TASK GOAL =>
Each line below must be reproduced exactly, though the pictures are to be dropped.

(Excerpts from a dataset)
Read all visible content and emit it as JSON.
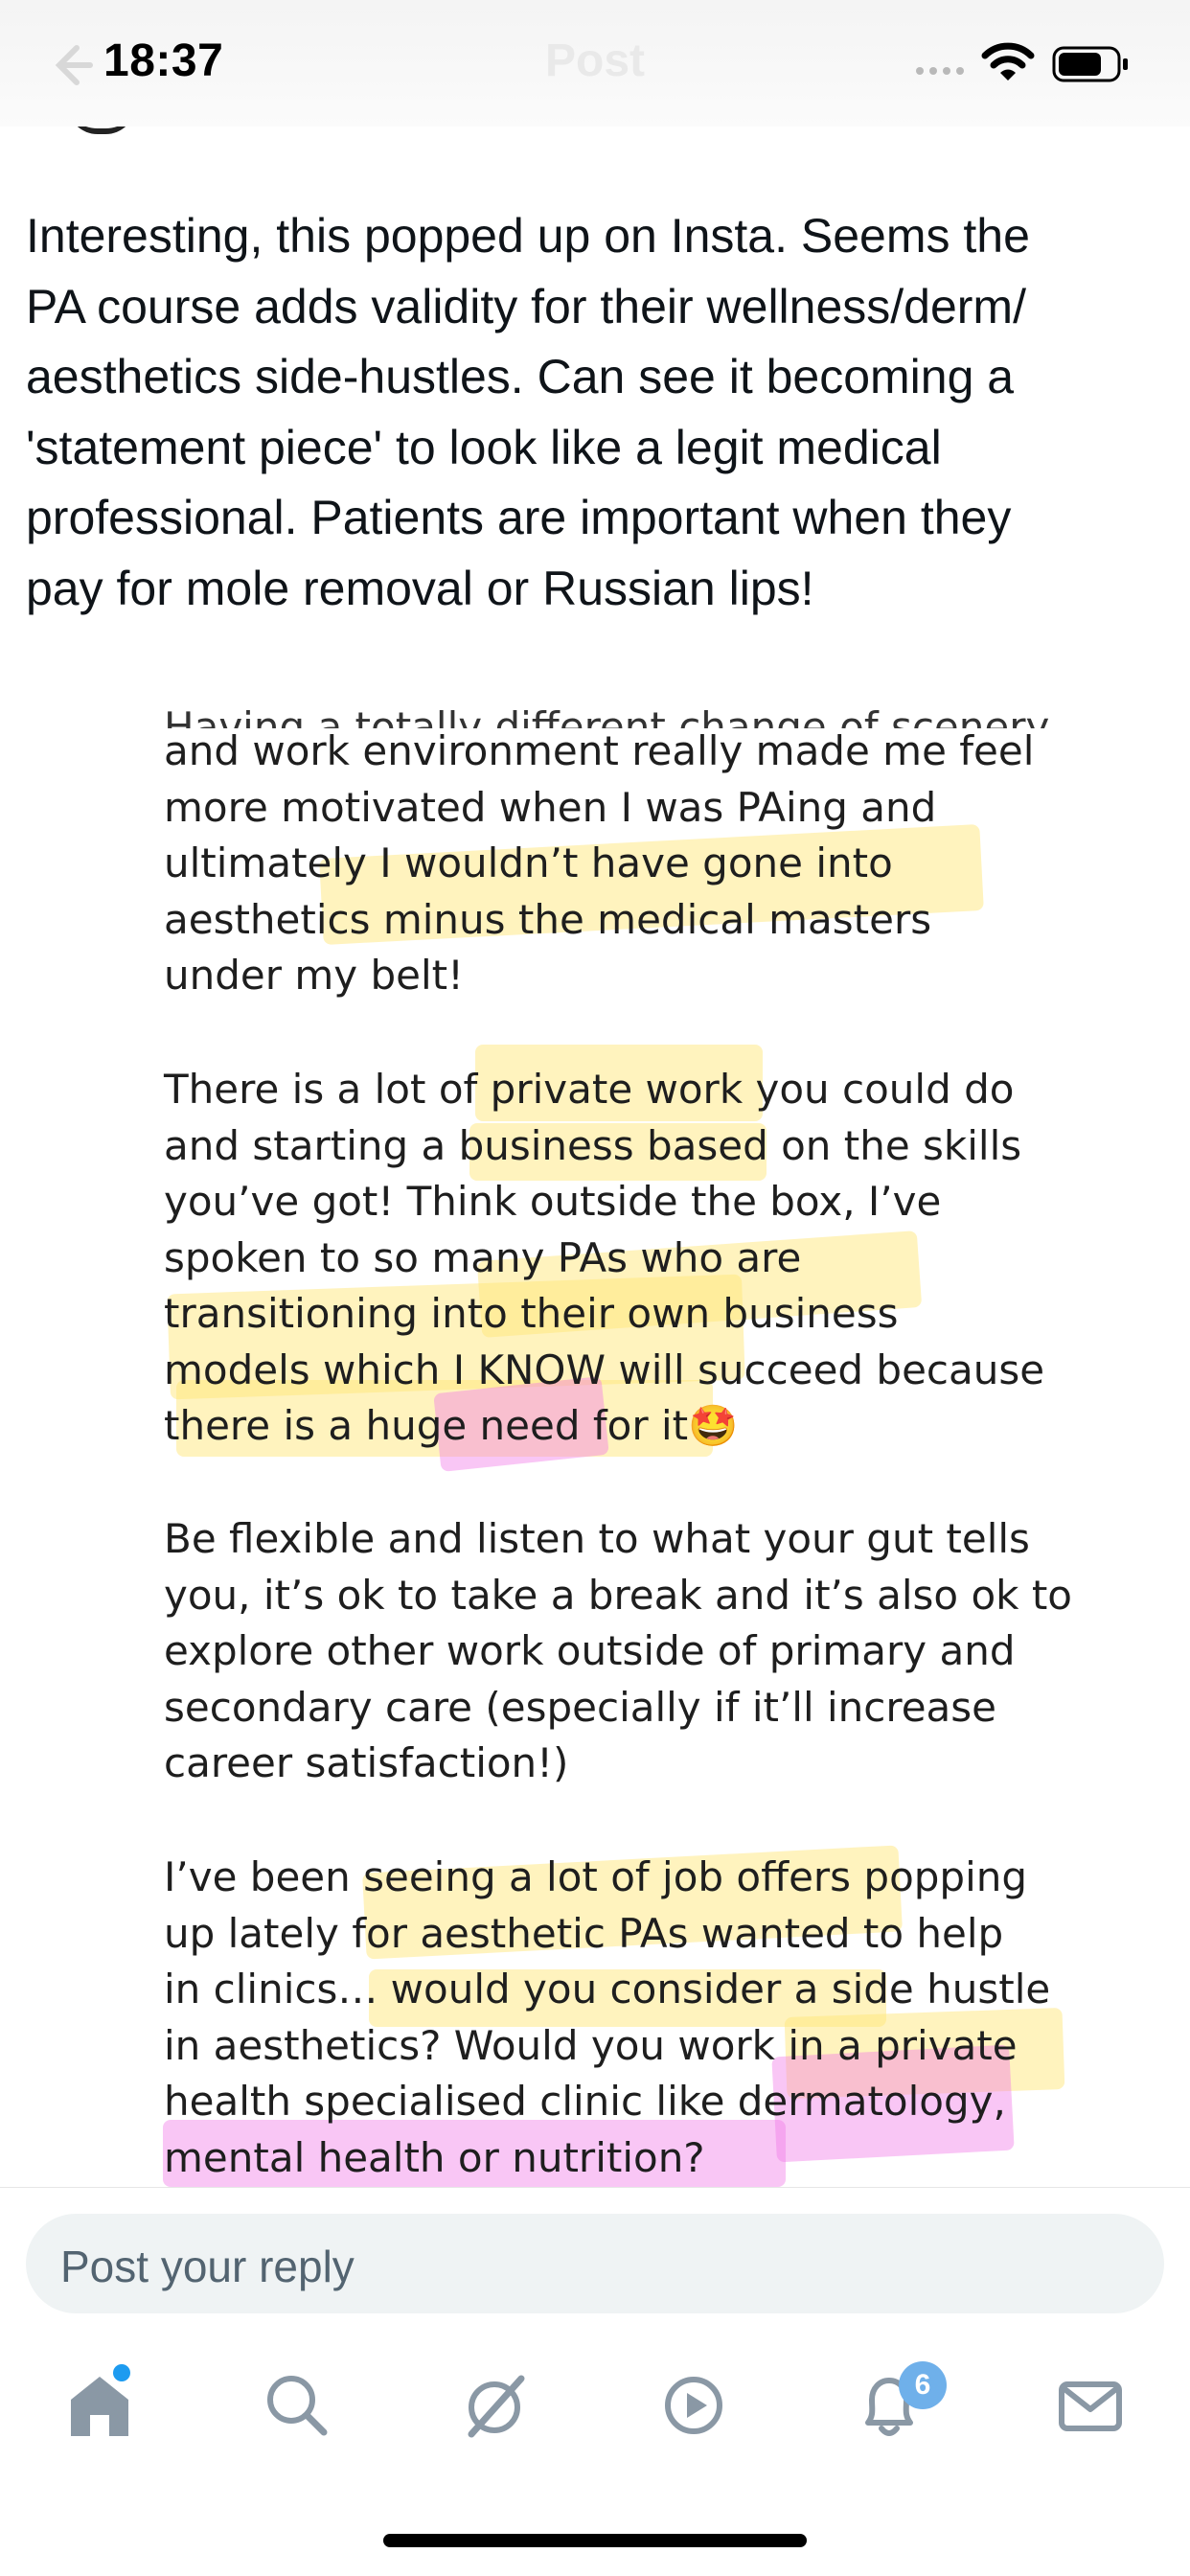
{
  "status_bar": {
    "time": "18:37",
    "title": "Post"
  },
  "tweet": {
    "text": "Interesting, this popped up on Insta. Seems the PA course adds validity for their wellness/derm/ aesthetics side-hustles. Can see it becoming a 'statement piece' to look like a legit medical professional. Patients are important when they pay for mole removal or Russian lips!",
    "lines": [
      "Interesting, this popped up on Insta. Seems the",
      "PA course adds validity for their wellness/derm/",
      "aesthetics side-hustles. Can see it becoming a",
      "'statement piece' to look like a legit medical",
      "professional. Patients are important when they",
      "pay for mole removal or Russian lips!"
    ]
  },
  "embedded_image": {
    "cut_line": "Having a totally different change of scenery",
    "paragraphs": [
      {
        "lines": [
          "and work environment really made me feel",
          "more motivated when I was PAing and",
          "ultimately I wouldn’t have gone into",
          "aesthetics minus the medical masters",
          "under my belt!"
        ]
      },
      {
        "lines": [
          "There is a lot of private work you could do",
          "and starting a business based on the skills",
          "you’ve got! Think outside the box, I’ve",
          "spoken to so many PAs who are",
          "transitioning into their own business",
          "models which I KNOW will succeed because",
          "there is a huge need for it🤩"
        ]
      },
      {
        "lines": [
          "Be flexible and listen to what your gut tells",
          "you, it’s ok to take a break and it’s also ok to",
          "explore other work outside of primary and",
          "secondary care (especially if it’ll increase",
          "career satisfaction!)"
        ]
      },
      {
        "lines": [
          "I’ve been seeing a lot of job offers popping",
          "up lately for aesthetic PAs wanted to help",
          "in clinics… would you consider a side hustle",
          "in aesthetics? Would you work in a private",
          "health specialised clinic like dermatology,",
          "mental health or nutrition?"
        ]
      }
    ]
  },
  "reply": {
    "placeholder": "Post your reply"
  },
  "nav": {
    "items": [
      "home-icon",
      "search-icon",
      "grok-icon",
      "video-icon",
      "notifications-icon",
      "messages-icon"
    ],
    "notification_count": "6"
  },
  "colors": {
    "highlight_yellow": "#ffe678",
    "highlight_pink": "#f078e6",
    "accent": "#1d9bf0"
  }
}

WRITTEN SOLUTION =>
Read all visible content and emit it as JSON.
{
  "status_bar": {
    "time": "18:37",
    "title": "Post"
  },
  "tweet": {
    "text": "Interesting, this popped up on Insta. Seems the PA course adds validity for their wellness/derm/ aesthetics side-hustles. Can see it becoming a 'statement piece' to look like a legit medical professional. Patients are important when they pay for mole removal or Russian lips!",
    "lines": [
      "Interesting, this popped up on Insta. Seems the",
      "PA course adds validity for their wellness/derm/",
      "aesthetics side-hustles. Can see it becoming a",
      "'statement piece' to look like a legit medical",
      "professional. Patients are important when they",
      "pay for mole removal or Russian lips!"
    ]
  },
  "embedded_image": {
    "cut_line": "Having a totally different change of scenery",
    "paragraphs": [
      {
        "lines": [
          "and work environment really made me feel",
          "more motivated when I was PAing and",
          "ultimately I wouldn’t have gone into",
          "aesthetics minus the medical masters",
          "under my belt!"
        ]
      },
      {
        "lines": [
          "There is a lot of private work you could do",
          "and starting a business based on the skills",
          "you’ve got! Think outside the box, I’ve",
          "spoken to so many PAs who are",
          "transitioning into their own business",
          "models which I KNOW will succeed because",
          "there is a huge need for it🤩"
        ]
      },
      {
        "lines": [
          "Be flexible and listen to what your gut tells",
          "you, it’s ok to take a break and it’s also ok to",
          "explore other work outside of primary and",
          "secondary care (especially if it’ll increase",
          "career satisfaction!)"
        ]
      },
      {
        "lines": [
          "I’ve been seeing a lot of job offers popping",
          "up lately for aesthetic PAs wanted to help",
          "in clinics… would you consider a side hustle",
          "in aesthetics? Would you work in a private",
          "health specialised clinic like dermatology,",
          "mental health or nutrition?"
        ]
      }
    ]
  },
  "reply": {
    "placeholder": "Post your reply"
  },
  "nav": {
    "items": [
      "home-icon",
      "search-icon",
      "grok-icon",
      "video-icon",
      "notifications-icon",
      "messages-icon"
    ],
    "notification_count": "6"
  },
  "colors": {
    "highlight_yellow": "#ffe678",
    "highlight_pink": "#f078e6",
    "accent": "#1d9bf0"
  }
}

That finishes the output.